The issue of the process

I have these funny little expectations of elected officials. When they decide to do something big, earth-shaking and world-changing, I expect them to do their work in public, out in front of all participants, and in a manner where they can publicly accept the challenges to the courage of their convictions and follow through on the process. I expect these politicians to respect the nature of the process, even when facing controversy, and honor the reality that in a democracy, sometimes you have to endure a mess to get things changed. I expect politicians to remember that they are employed by we, the people, and that the wishes of the people, even though they may not seem as unenlightened as The Politician, need to be honored and at least respected.

Yeah, I’m a dreamer in this respect. I’ve only run into a few politicians who had that degree of integrity, and had the privilege to work for one of them as a legislative intern back in 1981. Wally Priestley had convictions, courage, and the integrity to walk his talk. As a result, he was publicly viewed as a flake, although Capital old-timers would privately voice a lot of respect for him because of his integrity.

I can’t say the same about Diane Linn, Lisa Naito, Serena Cruz, and Maria Rojo de Steffey, at least with regard to the process by which they made it possible for gay and lesbian couples to take out marriage licenses. Make no mistake, I have no problem with the concept or the reality of my gay and lesbian friends getting married. It’s one of those things, which come naturally, in my opinion, and open-mindedness on this issue is long overdue-as I’ve stated in past columns. I am, however, mortally offended, angered and embarrassed that none of these women had the courage of their convictions by taking this action openly, and that they decided to exclude the other county commissioner, Lonnie Roberts, in the process.

Mind you, I’ve already gone round and round with several folks on Usenet about this. There are those who argue that in this case, the end justifies the means, and that other civil rights victories have not been won without civil disobedience, litigation, and direct action. They’re focusing on the end, not the means.

I look at the means by which this has happened, however, and must ask-what, then, happens when someone on the other side of an issue chooses to act in this manner? Either acting in secrecy and excluding opponents from the process is a good thing, or it’s a bad thing. You can’t have it be a good thing in one situation and a bad thing in another. I don’t like this sort of unilateral, secretive governmental action taking place on either side of an issue, because in any case, choosing to act in this sort of manner shows contempt for one’s opponents and for the general public at large. It’s an arrogant, elitist attitude and I dislike it as much when I see it in people who are ideologically close to me as when I see it in my opponents. I don’t want Big Nanny Diane et al telling me that I don’t know best, even when it’s an issue where I agree with Big Nanny Diane and her cohorts. It’s wrong to take such measures in secret for any issues, whether earthshaking or not.

Yeah, this time the secretive, backhanded actions supported things I believe in. But what can I say when the actions promote something with which I disagree?

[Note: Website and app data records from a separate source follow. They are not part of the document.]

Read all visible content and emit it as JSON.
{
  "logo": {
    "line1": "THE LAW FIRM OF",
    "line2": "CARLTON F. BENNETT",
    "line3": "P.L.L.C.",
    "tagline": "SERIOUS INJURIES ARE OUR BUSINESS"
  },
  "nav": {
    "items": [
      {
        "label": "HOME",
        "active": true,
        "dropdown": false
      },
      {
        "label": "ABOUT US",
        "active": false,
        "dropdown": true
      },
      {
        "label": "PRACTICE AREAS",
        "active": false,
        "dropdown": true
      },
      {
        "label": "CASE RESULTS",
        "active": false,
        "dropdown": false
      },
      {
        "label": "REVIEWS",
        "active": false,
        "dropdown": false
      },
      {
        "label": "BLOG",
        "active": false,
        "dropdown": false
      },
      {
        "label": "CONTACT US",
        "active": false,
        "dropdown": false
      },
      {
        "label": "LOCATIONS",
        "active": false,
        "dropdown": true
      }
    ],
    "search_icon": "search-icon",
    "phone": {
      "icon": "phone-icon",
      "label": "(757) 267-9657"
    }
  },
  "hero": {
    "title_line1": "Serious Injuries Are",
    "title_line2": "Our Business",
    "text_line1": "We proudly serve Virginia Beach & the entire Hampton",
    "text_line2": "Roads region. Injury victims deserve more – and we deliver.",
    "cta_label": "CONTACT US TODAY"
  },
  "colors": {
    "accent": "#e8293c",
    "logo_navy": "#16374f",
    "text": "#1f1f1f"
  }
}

If I complain about an unfair, secretive and backhanded process, my opponents have every right to look at me and say-“But you guys do it too.” Folks, there is a reason why we have these political processes and rules, and that reason is, plain and simple, fairness. Otherwise, we devolve into a rule by whim, corruption, and arrogance instead of a rule by law that treats-or should treat-all persons equally.

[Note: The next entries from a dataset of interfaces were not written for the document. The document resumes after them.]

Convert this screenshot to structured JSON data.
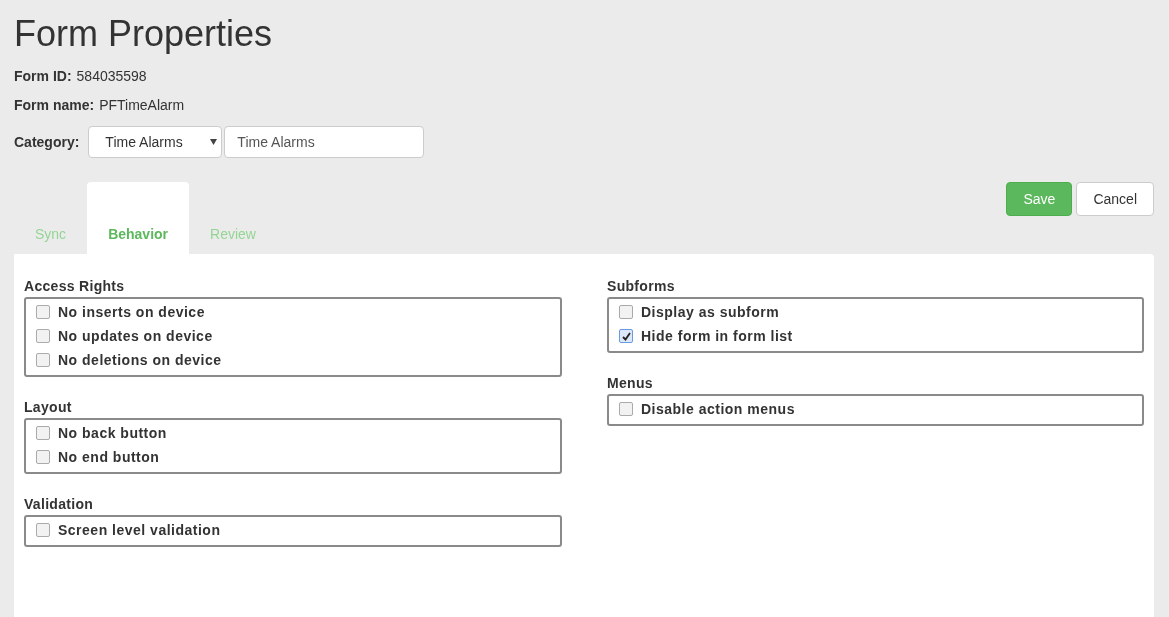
{
  "title": "Form Properties",
  "info": [
    {
      "label": "Form ID:",
      "value": "584035598"
    },
    {
      "label": "Form name:",
      "value": "PFTimeAlarm"
    }
  ],
  "category": {
    "label": "Category:",
    "select": "Time Alarms",
    "input": "Time Alarms"
  },
  "tabs": [
    {
      "label": "Sync",
      "selected": false
    },
    {
      "label": "Behavior",
      "selected": true
    },
    {
      "label": "Review",
      "selected": false
    }
  ],
  "buttons": [
    {
      "label": "Save",
      "kind": "primary"
    },
    {
      "label": "Cancel",
      "kind": "default"
    }
  ],
  "columns": [
    {
      "groups": [
        {
          "title": "Access Rights",
          "options": [
            {
              "label": "No inserts on device",
              "checked": false
            },
            {
              "label": "No updates on device",
              "checked": false
            },
            {
              "label": "No deletions on device",
              "checked": false
            }
          ]
        },
        {
          "title": "Layout",
          "options": [
            {
              "label": "No back button",
              "checked": false
            },
            {
              "label": "No end button",
              "checked": false
            }
          ]
        },
        {
          "title": "Validation",
          "options": [
            {
              "label": "Screen level validation",
              "checked": false
            }
          ]
        }
      ]
    },
    {
      "groups": [
        {
          "title": "Subforms",
          "options": [
            {
              "label": "Display as subform",
              "checked": false
            },
            {
              "label": "Hide form in form list",
              "checked": true
            }
          ]
        },
        {
          "title": "Menus",
          "options": [
            {
              "label": "Disable action menus",
              "checked": false
            }
          ]
        }
      ]
    }
  ]
}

To put it bluntly, I think that Linn, Naito, Cruz and Rojo de Steffey took something that should have been a good and fair action and polluted it by acting in secret. Measures like this need to be taken openly, bravely, and without fear of opposition. That’s the way it’s supposed to work in this system. Period.

Meanwhile, congrats to all the newlyweds out there, and may you all have a good life!